"We need to see actual real reform and fundamental changes in how we provide services and how there is accountability for the provision of those services. And to date we haven't seen any progress in that area at all," she said.
Ms Shortall said the issue is more serious than a pre-Budget row and political will will be required in order for progress to be made.
"My concern now at this point is that the Government isn't serious about this important reform programme," she said.
Similarly, Labour leader Alan Kelly said that a number of questions around the resignations must be answered.
"The public needs to understand exactly what is going on here," he said. "It seems to me that these resignations have occured because the people know there is no appetite for change, there is no appetite for delivery and there is no appetite for fairness in our approach to health care in this country."
Speaking later on RTÉ's Drivetime, Mr Kelly said that funding to Sláintecare has been "way behind schedule" before the pandemic.
"We've had two very senior things the more senior people resigned. If that doesn't set off alarm bells, well what will?"
'Urgent recommitment' required from Government
In a statement today, Ireland's major health unions called for an "urgent recommitment" from Government to the Sláintecare programme.

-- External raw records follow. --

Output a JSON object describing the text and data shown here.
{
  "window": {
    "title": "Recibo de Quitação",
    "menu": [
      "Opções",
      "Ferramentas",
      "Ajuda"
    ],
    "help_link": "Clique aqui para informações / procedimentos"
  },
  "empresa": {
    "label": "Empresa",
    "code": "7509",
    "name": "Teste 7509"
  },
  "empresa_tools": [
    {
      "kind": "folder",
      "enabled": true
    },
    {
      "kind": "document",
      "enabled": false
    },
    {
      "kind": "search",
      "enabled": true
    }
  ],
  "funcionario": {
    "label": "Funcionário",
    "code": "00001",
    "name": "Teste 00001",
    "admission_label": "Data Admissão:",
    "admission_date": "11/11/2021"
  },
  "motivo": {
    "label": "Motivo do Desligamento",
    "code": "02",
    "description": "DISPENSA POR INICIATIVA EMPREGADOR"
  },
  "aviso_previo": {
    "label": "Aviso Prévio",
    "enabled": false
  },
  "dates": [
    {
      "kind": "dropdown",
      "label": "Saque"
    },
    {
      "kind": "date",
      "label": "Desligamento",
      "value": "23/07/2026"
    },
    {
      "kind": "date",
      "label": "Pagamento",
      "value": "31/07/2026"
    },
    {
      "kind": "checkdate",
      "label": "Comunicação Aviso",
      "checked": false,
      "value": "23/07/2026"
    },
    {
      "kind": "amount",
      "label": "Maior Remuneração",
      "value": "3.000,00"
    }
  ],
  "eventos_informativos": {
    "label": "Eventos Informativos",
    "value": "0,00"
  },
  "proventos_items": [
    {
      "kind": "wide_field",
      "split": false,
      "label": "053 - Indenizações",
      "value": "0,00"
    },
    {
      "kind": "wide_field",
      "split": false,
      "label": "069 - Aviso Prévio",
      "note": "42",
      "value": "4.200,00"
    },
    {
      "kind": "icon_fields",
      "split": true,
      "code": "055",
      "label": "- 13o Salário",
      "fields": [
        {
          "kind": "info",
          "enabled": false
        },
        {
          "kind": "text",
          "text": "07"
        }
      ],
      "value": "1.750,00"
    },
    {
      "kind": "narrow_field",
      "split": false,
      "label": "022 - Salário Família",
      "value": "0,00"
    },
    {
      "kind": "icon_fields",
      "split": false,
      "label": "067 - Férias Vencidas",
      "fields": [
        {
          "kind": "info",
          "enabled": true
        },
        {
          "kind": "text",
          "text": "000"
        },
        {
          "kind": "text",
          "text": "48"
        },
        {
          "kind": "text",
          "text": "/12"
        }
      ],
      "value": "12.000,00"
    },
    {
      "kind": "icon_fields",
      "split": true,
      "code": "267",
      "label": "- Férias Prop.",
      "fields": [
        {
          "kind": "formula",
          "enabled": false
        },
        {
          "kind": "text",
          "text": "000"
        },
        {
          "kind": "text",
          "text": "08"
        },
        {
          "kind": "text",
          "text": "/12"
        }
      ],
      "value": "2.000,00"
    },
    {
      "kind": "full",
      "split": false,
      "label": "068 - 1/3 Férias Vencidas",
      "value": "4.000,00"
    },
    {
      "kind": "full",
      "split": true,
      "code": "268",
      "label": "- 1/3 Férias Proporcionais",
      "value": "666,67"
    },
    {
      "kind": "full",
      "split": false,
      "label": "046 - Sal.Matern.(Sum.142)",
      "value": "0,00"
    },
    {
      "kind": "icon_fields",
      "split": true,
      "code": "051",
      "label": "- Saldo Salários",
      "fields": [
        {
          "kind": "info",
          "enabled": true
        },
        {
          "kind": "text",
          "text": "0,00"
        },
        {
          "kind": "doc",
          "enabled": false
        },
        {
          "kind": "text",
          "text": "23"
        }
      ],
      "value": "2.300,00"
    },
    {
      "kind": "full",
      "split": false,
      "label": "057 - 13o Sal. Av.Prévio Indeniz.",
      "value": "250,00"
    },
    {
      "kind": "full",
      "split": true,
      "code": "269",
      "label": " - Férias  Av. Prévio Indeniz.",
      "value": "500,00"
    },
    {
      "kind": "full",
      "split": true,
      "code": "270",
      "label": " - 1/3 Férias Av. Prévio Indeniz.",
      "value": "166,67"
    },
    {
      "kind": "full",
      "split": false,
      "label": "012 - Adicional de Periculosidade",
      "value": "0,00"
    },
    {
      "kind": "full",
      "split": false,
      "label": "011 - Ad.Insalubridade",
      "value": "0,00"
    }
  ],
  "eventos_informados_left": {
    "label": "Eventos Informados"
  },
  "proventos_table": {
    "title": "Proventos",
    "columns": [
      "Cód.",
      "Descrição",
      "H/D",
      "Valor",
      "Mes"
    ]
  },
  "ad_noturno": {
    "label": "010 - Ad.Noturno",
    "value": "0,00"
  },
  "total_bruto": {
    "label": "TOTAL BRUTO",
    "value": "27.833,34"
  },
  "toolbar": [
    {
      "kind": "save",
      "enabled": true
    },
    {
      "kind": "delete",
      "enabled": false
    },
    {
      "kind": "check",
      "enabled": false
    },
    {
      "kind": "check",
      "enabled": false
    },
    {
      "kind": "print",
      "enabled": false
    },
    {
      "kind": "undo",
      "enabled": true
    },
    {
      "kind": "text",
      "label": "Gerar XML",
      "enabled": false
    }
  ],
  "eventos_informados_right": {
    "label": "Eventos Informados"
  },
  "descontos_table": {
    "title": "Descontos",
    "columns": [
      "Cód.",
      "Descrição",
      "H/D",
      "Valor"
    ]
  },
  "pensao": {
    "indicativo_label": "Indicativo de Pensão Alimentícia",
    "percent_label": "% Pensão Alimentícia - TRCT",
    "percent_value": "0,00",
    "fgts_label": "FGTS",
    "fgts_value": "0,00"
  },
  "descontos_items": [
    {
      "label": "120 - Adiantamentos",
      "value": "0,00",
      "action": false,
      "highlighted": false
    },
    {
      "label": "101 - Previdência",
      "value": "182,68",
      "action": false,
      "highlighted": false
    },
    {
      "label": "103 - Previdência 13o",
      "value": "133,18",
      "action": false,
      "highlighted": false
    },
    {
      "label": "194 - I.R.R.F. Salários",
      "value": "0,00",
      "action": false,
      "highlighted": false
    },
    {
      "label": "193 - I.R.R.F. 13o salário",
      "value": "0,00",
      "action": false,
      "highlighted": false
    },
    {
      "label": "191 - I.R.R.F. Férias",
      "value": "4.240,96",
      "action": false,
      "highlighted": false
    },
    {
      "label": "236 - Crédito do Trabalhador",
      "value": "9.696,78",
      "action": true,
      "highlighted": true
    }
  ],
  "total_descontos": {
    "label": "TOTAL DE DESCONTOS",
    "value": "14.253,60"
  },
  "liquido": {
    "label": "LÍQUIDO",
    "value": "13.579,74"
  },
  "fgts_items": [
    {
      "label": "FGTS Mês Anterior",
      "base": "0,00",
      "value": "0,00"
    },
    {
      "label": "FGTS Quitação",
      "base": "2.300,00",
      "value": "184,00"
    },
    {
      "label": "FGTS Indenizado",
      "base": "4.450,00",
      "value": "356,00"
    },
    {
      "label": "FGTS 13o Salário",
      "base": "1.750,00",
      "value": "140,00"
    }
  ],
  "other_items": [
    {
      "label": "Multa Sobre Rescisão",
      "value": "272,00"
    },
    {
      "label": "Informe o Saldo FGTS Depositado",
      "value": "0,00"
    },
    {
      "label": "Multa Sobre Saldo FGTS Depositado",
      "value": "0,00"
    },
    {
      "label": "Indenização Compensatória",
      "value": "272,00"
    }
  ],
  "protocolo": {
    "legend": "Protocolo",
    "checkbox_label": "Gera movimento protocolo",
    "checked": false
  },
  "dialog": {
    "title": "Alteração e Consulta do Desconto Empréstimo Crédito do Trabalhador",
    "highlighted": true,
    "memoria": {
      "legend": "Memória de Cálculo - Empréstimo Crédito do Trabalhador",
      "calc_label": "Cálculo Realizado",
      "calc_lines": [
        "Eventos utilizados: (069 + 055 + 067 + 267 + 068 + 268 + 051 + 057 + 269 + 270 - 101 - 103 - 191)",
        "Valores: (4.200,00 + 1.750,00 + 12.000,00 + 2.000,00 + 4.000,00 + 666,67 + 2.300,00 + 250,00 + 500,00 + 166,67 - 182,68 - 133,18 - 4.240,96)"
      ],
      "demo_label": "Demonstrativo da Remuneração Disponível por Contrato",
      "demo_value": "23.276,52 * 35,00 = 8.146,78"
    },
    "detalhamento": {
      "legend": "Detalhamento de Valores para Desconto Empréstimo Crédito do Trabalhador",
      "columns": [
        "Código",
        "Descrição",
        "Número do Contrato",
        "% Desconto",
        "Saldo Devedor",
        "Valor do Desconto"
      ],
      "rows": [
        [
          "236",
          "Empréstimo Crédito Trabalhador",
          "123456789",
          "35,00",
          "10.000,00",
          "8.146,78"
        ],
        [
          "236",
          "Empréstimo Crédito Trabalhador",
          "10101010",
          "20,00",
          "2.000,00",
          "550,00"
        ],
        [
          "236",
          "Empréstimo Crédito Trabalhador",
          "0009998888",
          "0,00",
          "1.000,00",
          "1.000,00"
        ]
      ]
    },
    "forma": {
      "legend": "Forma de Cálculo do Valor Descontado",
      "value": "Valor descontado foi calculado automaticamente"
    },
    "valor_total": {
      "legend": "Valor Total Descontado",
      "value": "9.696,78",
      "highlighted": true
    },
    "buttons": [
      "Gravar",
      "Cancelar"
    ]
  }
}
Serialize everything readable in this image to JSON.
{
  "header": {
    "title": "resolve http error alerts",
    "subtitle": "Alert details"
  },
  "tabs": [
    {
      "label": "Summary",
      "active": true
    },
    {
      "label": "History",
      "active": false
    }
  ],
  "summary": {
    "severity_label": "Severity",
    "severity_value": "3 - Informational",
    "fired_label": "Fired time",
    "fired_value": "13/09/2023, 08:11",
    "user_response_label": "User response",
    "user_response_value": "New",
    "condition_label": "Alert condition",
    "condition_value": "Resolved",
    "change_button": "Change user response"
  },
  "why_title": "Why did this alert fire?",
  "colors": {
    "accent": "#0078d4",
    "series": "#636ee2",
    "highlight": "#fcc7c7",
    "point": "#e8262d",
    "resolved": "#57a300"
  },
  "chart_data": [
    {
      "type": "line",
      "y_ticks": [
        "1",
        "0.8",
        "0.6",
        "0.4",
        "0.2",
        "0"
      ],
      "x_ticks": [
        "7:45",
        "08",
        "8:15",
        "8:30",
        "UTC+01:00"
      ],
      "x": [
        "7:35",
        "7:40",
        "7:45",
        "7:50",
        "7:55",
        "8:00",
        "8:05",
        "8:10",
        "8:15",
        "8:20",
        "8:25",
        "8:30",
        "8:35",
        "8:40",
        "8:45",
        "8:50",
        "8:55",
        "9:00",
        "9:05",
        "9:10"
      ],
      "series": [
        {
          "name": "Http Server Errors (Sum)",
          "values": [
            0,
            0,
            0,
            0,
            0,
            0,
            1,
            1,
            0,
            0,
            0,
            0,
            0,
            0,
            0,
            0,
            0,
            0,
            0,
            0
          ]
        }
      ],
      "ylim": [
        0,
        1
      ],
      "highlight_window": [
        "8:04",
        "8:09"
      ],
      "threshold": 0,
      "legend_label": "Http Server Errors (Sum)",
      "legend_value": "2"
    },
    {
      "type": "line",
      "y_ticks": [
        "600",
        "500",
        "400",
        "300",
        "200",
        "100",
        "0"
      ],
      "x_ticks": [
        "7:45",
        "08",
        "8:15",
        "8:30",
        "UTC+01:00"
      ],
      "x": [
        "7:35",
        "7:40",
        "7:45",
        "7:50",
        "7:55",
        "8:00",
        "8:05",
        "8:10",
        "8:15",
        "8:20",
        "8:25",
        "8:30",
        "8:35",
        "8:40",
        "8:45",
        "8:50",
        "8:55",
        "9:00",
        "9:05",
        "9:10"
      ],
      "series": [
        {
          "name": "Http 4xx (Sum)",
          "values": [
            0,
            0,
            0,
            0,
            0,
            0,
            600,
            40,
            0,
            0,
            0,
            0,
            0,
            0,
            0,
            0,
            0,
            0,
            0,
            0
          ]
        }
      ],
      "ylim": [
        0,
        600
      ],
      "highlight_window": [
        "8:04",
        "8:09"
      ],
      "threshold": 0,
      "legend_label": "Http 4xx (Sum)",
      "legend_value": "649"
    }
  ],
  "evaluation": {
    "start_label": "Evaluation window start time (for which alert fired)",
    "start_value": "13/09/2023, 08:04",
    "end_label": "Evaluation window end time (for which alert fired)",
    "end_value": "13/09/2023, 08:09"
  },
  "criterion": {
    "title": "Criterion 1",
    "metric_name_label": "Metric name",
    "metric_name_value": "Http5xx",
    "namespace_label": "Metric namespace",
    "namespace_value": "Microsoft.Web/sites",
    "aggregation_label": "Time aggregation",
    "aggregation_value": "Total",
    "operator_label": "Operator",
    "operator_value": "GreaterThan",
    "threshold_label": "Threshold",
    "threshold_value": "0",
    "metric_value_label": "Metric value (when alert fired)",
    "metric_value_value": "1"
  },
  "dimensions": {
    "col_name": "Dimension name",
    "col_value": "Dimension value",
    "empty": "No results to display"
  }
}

The group, which includes the INMO, Siptu and Fórsa have called for a statement from the Minister for Health on the matter, the reconvening of the Oireachtas Health Committee to look into the resignations and a commitment to funding.
The ICTU's health sector group coordinator Macdara Doyle said: "The resignations of Sláintecare's most senior official are deeply worrying. Covid has further exposed the weakness of a two-tier health service. Now is the time to redouble our efforts on healthcare reforms, not fall back."
Former director general of the Health Service Executive Tony O'Brien has said that he was "quite shocked" when he heard that Laura Magahy and Tom Keane had decided to leave their posts.
Speaking on RTÉ's Today with Claire Byrne, Mr O'Brien said for these people to have left their jobs means that there needs to be a fundamental review of how Sláintecare was set up to proceed.
"I knew that there were some challenges, but I'll be honest, when I first heard whispers of this yesterday afternoon I was quite shocked, because for two people of the stature of Laura Magahy and Tom Keane to reach this conclusion and to take what is a pretty unprecedented step of leaving their posts at the same time is shocking and does mean that there needs to be a fundamental review I think of how Sláintecare was set up to succeed, and a re-examination of some of the things that the committee recommended that haven't been followed through."
He said that this situation is a "big headache" for the Minister for Health Stephen Donnelly, the Department and the government as a whole.
Mr O'Brien said that "where the Sláintecare implementation should reside within the architecture of the whole government system" was a concern for the committee.
"The committee had wanted it not to be in the Department of Health, but to be more closely aligned with the Department of Taoiseach to give it that whole of government status, that wasn't done.
"So I think it's important now to reflect on whether that's been a contributory factor to what has happened, which is undoubtedly a big headache for Minister Donnelly and for the department and for the whole of government."
Mr O'Brien said that the government needs to speak with Mr Keane and Ms Magahy and get a better understanding of the issues that they had before they recruit their replacements.
The Irish Patients' Association has said it is shocked but not surprised at the resignation of Prof Keane and Ms Magahy.
IPA spokesperson Stephen McMahon said the reform programme had been "the hope" for a more equitable healthcare system for patients - built on equity, safety, accountability and governed by a bipartisan, all-party political process.
He said that until evidence is established to prove otherwise, these developments declare a failure to date of a much-heralded cross-party healthcare reform programme.
Additional reporting by Will Goodbody